Content - 50%
Accessibility - 30%

55%

DISAPPOINTING

Summary : Tristoy is a co-op action-platform puzzle game filled with groundbreaking but poorly executed ideas and concepts whose moments of brilliance leave me hopeful for an improved sequel.

User Rating: 2.73 ( 4 votes)

About Gonçalo Tordo

Having grown up with both consoles and a PC, Gonçalo ‘Purple Wizard’ Gonçalves will play anything from Wizardry to Halo including JRPGs, Adventure games, Wizardry, WRPGS, Shooters and Wizardry.

12 comments

  1. developers: this is what happens when you have young men and not lolitas in your game.

    • Sounds like a cool idea, but I’m guessing the developers didn’t have the coding skills to pull it all off.

  2. At one point, Robert’s character fell through a massive chasm and left it unscathed, only to then be killed by a 6’ pit.

    This is why you guys need to stream.

  3. Was this final code? Sounds like an alpha or pre-alpha.

    • Yep, it was the final code. It could have used some more time to iron out the issues.
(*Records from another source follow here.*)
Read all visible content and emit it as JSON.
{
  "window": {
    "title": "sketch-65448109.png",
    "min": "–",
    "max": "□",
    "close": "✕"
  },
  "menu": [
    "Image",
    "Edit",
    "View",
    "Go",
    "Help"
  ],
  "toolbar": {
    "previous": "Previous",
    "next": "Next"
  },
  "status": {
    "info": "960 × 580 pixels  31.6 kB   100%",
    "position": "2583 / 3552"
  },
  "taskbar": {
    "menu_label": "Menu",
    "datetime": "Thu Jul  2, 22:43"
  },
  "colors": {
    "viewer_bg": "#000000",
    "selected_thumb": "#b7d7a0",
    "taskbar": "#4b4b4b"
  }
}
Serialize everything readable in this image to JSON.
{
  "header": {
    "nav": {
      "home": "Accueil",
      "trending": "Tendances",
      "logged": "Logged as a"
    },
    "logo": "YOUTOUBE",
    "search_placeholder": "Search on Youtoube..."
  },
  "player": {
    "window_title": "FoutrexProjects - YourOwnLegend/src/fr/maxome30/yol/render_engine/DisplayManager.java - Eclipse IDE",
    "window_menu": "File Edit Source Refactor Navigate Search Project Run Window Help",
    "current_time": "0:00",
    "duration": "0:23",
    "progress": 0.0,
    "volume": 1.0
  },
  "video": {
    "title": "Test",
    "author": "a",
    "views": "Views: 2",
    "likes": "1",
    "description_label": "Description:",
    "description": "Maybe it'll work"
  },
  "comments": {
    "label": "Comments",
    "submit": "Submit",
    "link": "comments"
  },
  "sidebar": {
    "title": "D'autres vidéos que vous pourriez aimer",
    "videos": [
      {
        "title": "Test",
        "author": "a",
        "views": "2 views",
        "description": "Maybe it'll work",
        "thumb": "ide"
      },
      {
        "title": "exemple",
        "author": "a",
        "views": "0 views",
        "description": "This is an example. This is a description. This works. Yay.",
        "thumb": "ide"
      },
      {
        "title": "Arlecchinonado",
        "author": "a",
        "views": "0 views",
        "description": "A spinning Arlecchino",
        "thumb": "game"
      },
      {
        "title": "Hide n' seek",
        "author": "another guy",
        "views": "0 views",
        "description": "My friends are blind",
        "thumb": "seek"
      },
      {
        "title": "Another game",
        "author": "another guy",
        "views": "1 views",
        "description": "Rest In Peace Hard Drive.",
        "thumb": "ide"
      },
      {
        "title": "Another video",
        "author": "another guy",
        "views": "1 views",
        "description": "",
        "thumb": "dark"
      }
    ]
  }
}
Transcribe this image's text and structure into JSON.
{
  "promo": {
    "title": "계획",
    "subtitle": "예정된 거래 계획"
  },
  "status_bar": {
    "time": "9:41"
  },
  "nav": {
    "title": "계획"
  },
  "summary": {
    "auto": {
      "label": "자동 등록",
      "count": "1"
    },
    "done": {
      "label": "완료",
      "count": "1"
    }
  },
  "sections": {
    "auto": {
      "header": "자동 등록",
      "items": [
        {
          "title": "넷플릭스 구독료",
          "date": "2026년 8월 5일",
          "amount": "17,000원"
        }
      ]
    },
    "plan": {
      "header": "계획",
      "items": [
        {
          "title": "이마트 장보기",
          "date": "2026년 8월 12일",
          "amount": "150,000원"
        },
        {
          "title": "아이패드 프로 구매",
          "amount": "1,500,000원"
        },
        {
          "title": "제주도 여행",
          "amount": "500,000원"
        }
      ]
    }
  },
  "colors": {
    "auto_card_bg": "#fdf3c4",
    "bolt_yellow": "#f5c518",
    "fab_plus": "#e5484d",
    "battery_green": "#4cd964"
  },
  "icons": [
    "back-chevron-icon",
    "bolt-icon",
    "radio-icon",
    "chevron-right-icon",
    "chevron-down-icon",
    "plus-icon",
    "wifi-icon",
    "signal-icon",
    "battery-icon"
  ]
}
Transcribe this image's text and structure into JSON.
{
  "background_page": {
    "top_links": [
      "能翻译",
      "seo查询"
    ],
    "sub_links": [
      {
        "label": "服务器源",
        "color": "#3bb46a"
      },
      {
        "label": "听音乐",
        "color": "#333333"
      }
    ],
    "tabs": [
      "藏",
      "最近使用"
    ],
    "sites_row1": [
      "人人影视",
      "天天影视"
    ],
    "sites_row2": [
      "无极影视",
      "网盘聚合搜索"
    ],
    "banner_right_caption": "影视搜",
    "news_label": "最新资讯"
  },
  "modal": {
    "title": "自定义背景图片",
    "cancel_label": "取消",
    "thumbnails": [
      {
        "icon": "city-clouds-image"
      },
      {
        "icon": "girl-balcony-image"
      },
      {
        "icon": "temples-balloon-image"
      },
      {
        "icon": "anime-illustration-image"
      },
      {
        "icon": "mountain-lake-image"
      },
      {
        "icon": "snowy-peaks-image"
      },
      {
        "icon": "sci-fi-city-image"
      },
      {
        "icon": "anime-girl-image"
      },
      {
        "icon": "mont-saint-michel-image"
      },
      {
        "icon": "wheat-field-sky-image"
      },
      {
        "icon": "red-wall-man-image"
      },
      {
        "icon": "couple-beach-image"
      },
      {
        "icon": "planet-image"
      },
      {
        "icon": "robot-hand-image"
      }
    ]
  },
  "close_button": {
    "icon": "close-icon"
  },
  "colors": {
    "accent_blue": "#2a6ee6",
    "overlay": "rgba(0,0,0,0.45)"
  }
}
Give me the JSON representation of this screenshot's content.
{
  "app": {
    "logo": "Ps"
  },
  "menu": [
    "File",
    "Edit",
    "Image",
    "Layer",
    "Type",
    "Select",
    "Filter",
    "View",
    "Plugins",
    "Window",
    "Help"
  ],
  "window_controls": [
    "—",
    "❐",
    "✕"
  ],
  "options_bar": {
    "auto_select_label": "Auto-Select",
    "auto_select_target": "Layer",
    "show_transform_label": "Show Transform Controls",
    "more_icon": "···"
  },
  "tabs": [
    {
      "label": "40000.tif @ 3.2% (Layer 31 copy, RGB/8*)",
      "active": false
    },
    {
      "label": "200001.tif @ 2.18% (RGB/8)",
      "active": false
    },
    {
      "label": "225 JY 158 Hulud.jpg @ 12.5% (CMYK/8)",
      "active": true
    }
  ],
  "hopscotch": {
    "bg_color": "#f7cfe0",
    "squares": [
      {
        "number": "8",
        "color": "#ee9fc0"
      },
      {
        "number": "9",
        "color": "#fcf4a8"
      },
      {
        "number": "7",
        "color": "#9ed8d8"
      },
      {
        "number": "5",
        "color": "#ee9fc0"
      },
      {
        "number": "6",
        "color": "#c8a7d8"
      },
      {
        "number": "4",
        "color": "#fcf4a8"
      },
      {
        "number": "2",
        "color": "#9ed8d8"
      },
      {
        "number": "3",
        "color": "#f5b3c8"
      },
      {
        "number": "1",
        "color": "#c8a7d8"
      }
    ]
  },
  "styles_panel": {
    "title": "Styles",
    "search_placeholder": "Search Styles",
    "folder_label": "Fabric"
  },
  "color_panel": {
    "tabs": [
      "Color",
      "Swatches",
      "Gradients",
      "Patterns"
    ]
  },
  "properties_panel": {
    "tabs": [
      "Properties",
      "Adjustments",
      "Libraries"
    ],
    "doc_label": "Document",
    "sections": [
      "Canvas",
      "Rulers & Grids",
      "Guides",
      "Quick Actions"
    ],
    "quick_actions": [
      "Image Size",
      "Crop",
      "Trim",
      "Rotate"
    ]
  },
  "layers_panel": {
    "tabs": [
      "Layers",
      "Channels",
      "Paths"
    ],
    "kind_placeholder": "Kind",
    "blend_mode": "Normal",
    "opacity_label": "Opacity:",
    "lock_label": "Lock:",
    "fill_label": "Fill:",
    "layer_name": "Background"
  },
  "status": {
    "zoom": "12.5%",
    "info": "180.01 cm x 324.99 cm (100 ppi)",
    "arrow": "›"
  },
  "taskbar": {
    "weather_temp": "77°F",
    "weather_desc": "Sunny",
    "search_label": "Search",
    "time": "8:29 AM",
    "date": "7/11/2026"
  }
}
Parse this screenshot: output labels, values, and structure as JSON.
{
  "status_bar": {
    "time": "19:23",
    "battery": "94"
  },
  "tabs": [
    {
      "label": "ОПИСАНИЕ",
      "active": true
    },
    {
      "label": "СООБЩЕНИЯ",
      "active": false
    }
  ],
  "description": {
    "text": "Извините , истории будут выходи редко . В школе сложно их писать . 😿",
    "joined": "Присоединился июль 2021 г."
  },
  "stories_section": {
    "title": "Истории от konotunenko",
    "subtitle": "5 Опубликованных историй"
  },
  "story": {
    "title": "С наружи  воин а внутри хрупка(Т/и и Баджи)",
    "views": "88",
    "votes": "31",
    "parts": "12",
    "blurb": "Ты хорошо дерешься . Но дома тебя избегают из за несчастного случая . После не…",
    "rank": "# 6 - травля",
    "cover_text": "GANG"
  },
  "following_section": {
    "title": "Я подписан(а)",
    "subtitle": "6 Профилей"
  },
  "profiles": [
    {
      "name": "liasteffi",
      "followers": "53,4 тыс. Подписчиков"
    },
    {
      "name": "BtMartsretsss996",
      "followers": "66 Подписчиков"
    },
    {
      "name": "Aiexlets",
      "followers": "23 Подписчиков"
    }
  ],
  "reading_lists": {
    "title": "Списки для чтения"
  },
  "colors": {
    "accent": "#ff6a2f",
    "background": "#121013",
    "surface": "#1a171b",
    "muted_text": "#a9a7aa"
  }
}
      • I’m always a bit surprised when developers are able to push out a buggy game onto Steam. And even more surprised that Valve allows it. In the long run, it could give the service a bad name.

        To me Steam needs some serious Q&A, but they seem all too busy to rake in the money. It doesn’t help that gamers don’t really care much either.

        • The game works so I don’t think Valve would do anything about it. What valve SHOULD do is contact whoever owns the Gothic series these days. I own Gothic 1 and 2 on Steam and I could never get them work.

          Reading the forums it seems there’s no way to make the game run on Steam on any OS past Windows XP without serious tinkering.

          • What Valve really need to do is get the GFWL crap out of there. Set a deadline for developers to get that code out of the games. There’s at least 8-10 games I own that I can’t play.

  4. A break from the good and very good reviews.

  5. So if it’s $20 for two Steam codes, it’s actually $10 then. You should update.

    • There’s no option to purchase a single Steam key, so the lowest price you can get the game for is $20.

  6. Is it anything like a coop Metroid? That would be cool.